## [YOUR INSTRUCTIONS]
Take the listing below and write it out again exactly, skipping any picture that it holds.

################

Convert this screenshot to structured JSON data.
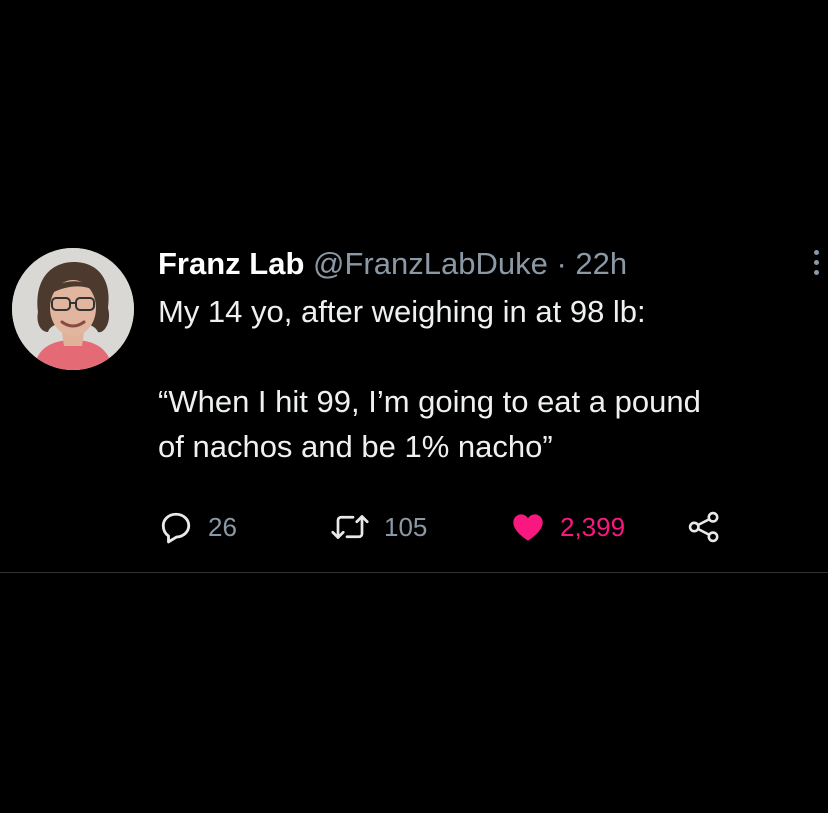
{
  "tweet": {
    "display_name": "Franz Lab",
    "handle": "@FranzLabDuke",
    "separator": "·",
    "time": "22h",
    "text_line1": "My 14 yo, after weighing in at 98 lb:",
    "text_line2": "“When I hit 99, I’m going to eat a pound",
    "text_line3": "of nachos and be 1% nacho”",
    "avatar_icon": "avatar-photo",
    "more_icon": "more-vertical-icon"
  },
  "actions": {
    "reply": {
      "icon": "reply-icon",
      "count": "26"
    },
    "retweet": {
      "icon": "retweet-icon",
      "count": "105"
    },
    "like": {
      "icon": "heart-icon",
      "count": "2,399",
      "liked": true
    },
    "share": {
      "icon": "share-icon"
    }
  },
  "colors": {
    "background": "#000000",
    "text": "#e7e9ea",
    "secondary": "#8b98a5",
    "like": "#f91880",
    "divider": "#2f3336"
  }
}
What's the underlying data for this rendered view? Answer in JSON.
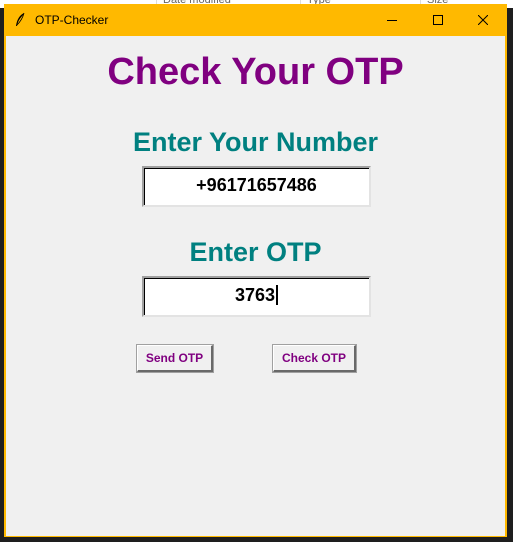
{
  "background_window": {
    "columns": [
      "Date modified",
      "Type",
      "Size"
    ]
  },
  "window": {
    "title": "OTP-Checker",
    "title_icon": "feather-icon",
    "controls": {
      "minimize_icon": "minimize-icon",
      "maximize_icon": "maximize-icon",
      "close_icon": "close-icon"
    },
    "titlebar_color": "#ffb900"
  },
  "form": {
    "title": "Check Your OTP",
    "number_label": "Enter Your Number",
    "number_value": "+96171657486",
    "otp_label": "Enter OTP",
    "otp_value": "3763",
    "send_button": "Send OTP",
    "check_button": "Check OTP"
  },
  "colors": {
    "title": "#800080",
    "labels": "#008080",
    "buttons_text": "#800080",
    "content_bg": "#f0f0f0"
  }
}
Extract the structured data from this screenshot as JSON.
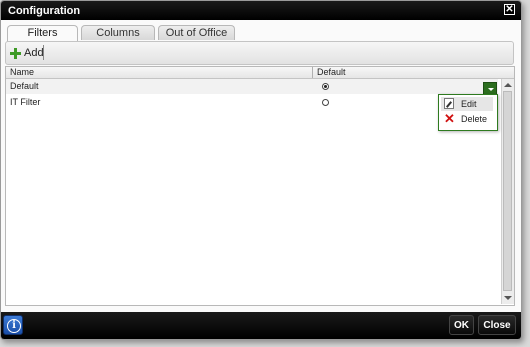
{
  "window": {
    "title": "Configuration"
  },
  "tabs": [
    {
      "label": "Filters",
      "active": true
    },
    {
      "label": "Columns",
      "active": false
    },
    {
      "label": "Out of Office",
      "active": false
    }
  ],
  "toolbar": {
    "add_label": "Add"
  },
  "grid": {
    "columns": [
      "Name",
      "Default"
    ],
    "rows": [
      {
        "name": "Default",
        "default": true
      },
      {
        "name": "IT Filter",
        "default": false
      }
    ]
  },
  "context_menu": {
    "items": [
      {
        "label": "Edit",
        "icon": "edit-icon"
      },
      {
        "label": "Delete",
        "icon": "delete-icon"
      }
    ]
  },
  "footer": {
    "ok_label": "OK",
    "close_label": "Close",
    "info_label": "i"
  },
  "colors": {
    "accent_green": "#2c6e1f",
    "titlebar": "#000000",
    "info_blue": "#1a4ea8",
    "delete_red": "#d01010"
  }
}
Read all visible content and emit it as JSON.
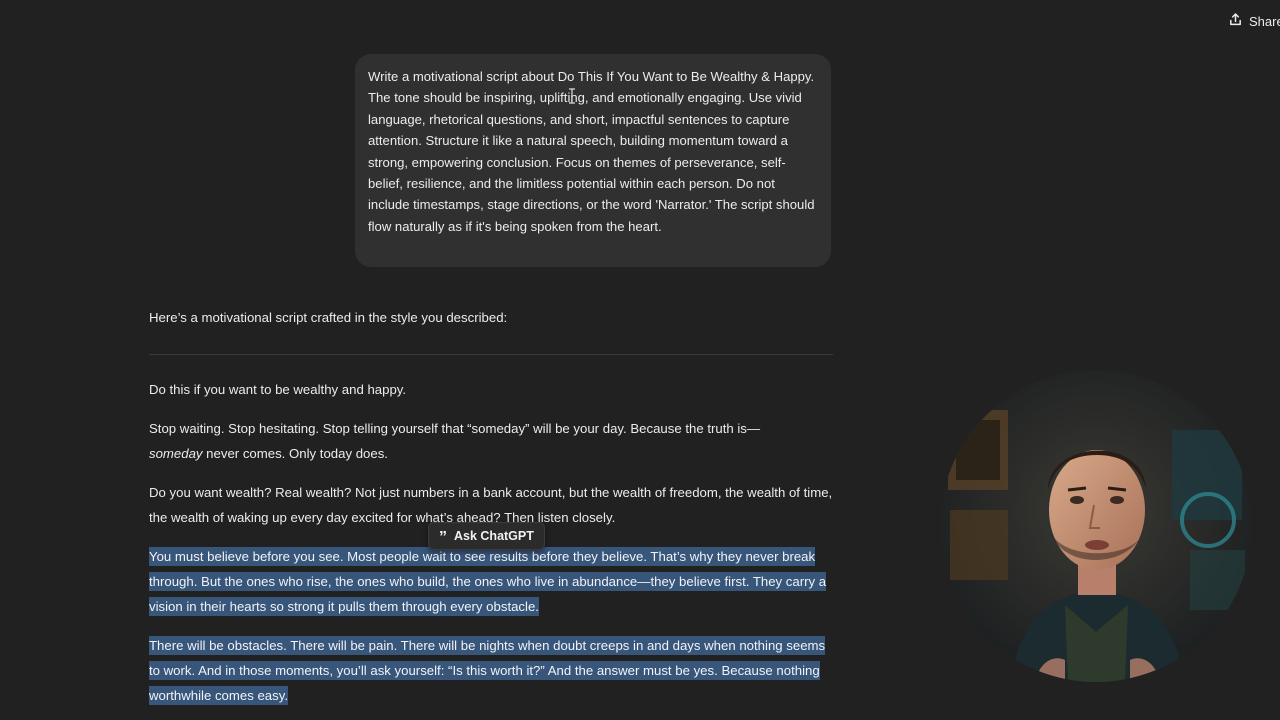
{
  "header": {
    "share_label": "Share"
  },
  "user_message": {
    "text": "Write a motivational script about Do This If You Want to Be Wealthy & Happy. The tone should be inspiring, uplifting, and emotionally engaging. Use vivid language, rhetorical questions, and short, impactful sentences to capture attention. Structure it like a natural speech, building momentum toward a strong, empowering conclusion. Focus on themes of perseverance, self-belief, resilience, and the limitless potential within each person. Do not include timestamps, stage directions, or the word 'Narrator.' The script should flow naturally as if it's being spoken from the heart."
  },
  "assistant_message": {
    "intro": "Here’s a motivational script crafted in the style you described:",
    "paragraphs": {
      "p1": "Do this if you want to be wealthy and happy.",
      "p2_a": "Stop waiting. Stop hesitating. Stop telling yourself that “someday” will be your day. Because the truth is—",
      "p2_em": "someday",
      "p2_b": " never comes. Only today does.",
      "p3": "Do you want wealth? Real wealth? Not just numbers in a bank account, but the wealth of freedom, the wealth of time, the wealth of waking up every day excited for what’s ahead? Then listen closely.",
      "p4": "You must believe before you see. Most people wait to see results before they believe. That’s why they never break through. But the ones who rise, the ones who build, the ones who live in abundance—they believe first. They carry a vision in their hearts so strong it pulls them through every obstacle.",
      "p5": "There will be obstacles. There will be pain. There will be nights when doubt creeps in and days when nothing seems to work. And in those moments, you’ll ask yourself: “Is this worth it?” And the answer must be yes. Because nothing worthwhile comes easy."
    }
  },
  "popover": {
    "ask_label": "Ask ChatGPT",
    "icon": "quote-icon"
  },
  "webcam": {
    "icon": "presenter-avatar"
  },
  "colors": {
    "background": "#212121",
    "bubble": "#303030",
    "selection": "#38557a",
    "text": "#ececec"
  }
}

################

## [ANSWER TO THIS TASK]
Convert this screenshot to structured JSON data.
{
  "tweet": {
    "display_name": "Franz Lab",
    "handle": "@FranzLabDuke",
    "separator": "·",
    "time": "22h",
    "text_line1": "My 14 yo, after weighing in at 98 lb:",
    "text_line2": "“When I hit 99, I’m going to eat a pound",
    "text_line3": "of nachos and be 1% nacho”",
    "avatar_icon": "avatar-photo",
    "more_icon": "more-vertical-icon"
  },
  "actions": {
    "reply": {
      "icon": "reply-icon",
      "count": "26"
    },
    "retweet": {
      "icon": "retweet-icon",
      "count": "105"
    },
    "like": {
      "icon": "heart-icon",
      "count": "2,399",
      "liked": true
    },
    "share": {
      "icon": "share-icon"
    }
  },
  "colors": {
    "background": "#000000",
    "text": "#e7e9ea",
    "secondary": "#8b98a5",
    "like": "#f91880",
    "divider": "#2f3336"
  }
}
What's the underlying data for this rendered view? Answer in JSON.
{
  "background_window": {
    "columns": [
      "Date modified",
      "Type",
      "Size"
    ]
  },
  "window": {
    "title": "OTP-Checker",
    "title_icon": "feather-icon",
    "controls": {
      "minimize_icon": "minimize-icon",
      "maximize_icon": "maximize-icon",
      "close_icon": "close-icon"
    },
    "titlebar_color": "#ffb900"
  },
  "form": {
    "title": "Check Your OTP",
    "number_label": "Enter Your Number",
    "number_value": "+96171657486",
    "otp_label": "Enter OTP",
    "otp_value": "3763",
    "send_button": "Send OTP",
    "check_button": "Check OTP"
  },
  "colors": {
    "title": "#800080",
    "labels": "#008080",
    "buttons_text": "#800080",
    "content_bg": "#f0f0f0"
  }
}
Extract the structured data from this screenshot as JSON.
{
  "window": {
    "title": "Configuration"
  },
  "tabs": [
    {
      "label": "Filters",
      "active": true
    },
    {
      "label": "Columns",
      "active": false
    },
    {
      "label": "Out of Office",
      "active": false
    }
  ],
  "toolbar": {
    "add_label": "Add"
  },
  "grid": {
    "columns": [
      "Name",
      "Default"
    ],
    "rows": [
      {
        "name": "Default",
        "default": true
      },
      {
        "name": "IT Filter",
        "default": false
      }
    ]
  },
  "context_menu": {
    "items": [
      {
        "label": "Edit",
        "icon": "edit-icon"
      },
      {
        "label": "Delete",
        "icon": "delete-icon"
      }
    ]
  },
  "footer": {
    "ok_label": "OK",
    "close_label": "Close",
    "info_label": "i"
  },
  "colors": {
    "accent_green": "#2c6e1f",
    "titlebar": "#000000",
    "info_blue": "#1a4ea8",
    "delete_red": "#d01010"
  }
}
Read all visible content and emit it as JSON.
{
  "header": {
    "share_label": "Share"
  },
  "user_message": {
    "text": "Write a motivational script about Do This If You Want to Be Wealthy & Happy. The tone should be inspiring, uplifting, and emotionally engaging. Use vivid language, rhetorical questions, and short, impactful sentences to capture attention. Structure it like a natural speech, building momentum toward a strong, empowering conclusion. Focus on themes of perseverance, self-belief, resilience, and the limitless potential within each person. Do not include timestamps, stage directions, or the word 'Narrator.' The script should flow naturally as if it's being spoken from the heart."
  },
  "assistant_message": {
    "intro": "Here’s a motivational script crafted in the style you described:",
    "paragraphs": {
      "p1": "Do this if you want to be wealthy and happy.",
      "p2_a": "Stop waiting. Stop hesitating. Stop telling yourself that “someday” will be your day. Because the truth is—",
      "p2_em": "someday",
      "p2_b": " never comes. Only today does.",
      "p3": "Do you want wealth? Real wealth? Not just numbers in a bank account, but the wealth of freedom, the wealth of time, the wealth of waking up every day excited for what’s ahead? Then listen closely.",
      "p4": "You must believe before you see. Most people wait to see results before they believe. That’s why they never break through. But the ones who rise, the ones who build, the ones who live in abundance—they believe first. They carry a vision in their hearts so strong it pulls them through every obstacle.",
      "p5": "There will be obstacles. There will be pain. There will be nights when doubt creeps in and days when nothing seems to work. And in those moments, you’ll ask yourself: “Is this worth it?” And the answer must be yes. Because nothing worthwhile comes easy."
    }
  },
  "popover": {
    "ask_label": "Ask ChatGPT",
    "icon": "quote-icon"
  },
  "webcam": {
    "icon": "presenter-avatar"
  },
  "colors": {
    "background": "#212121",
    "bubble": "#303030",
    "selection": "#38557a",
    "text": "#ececec"
  }
}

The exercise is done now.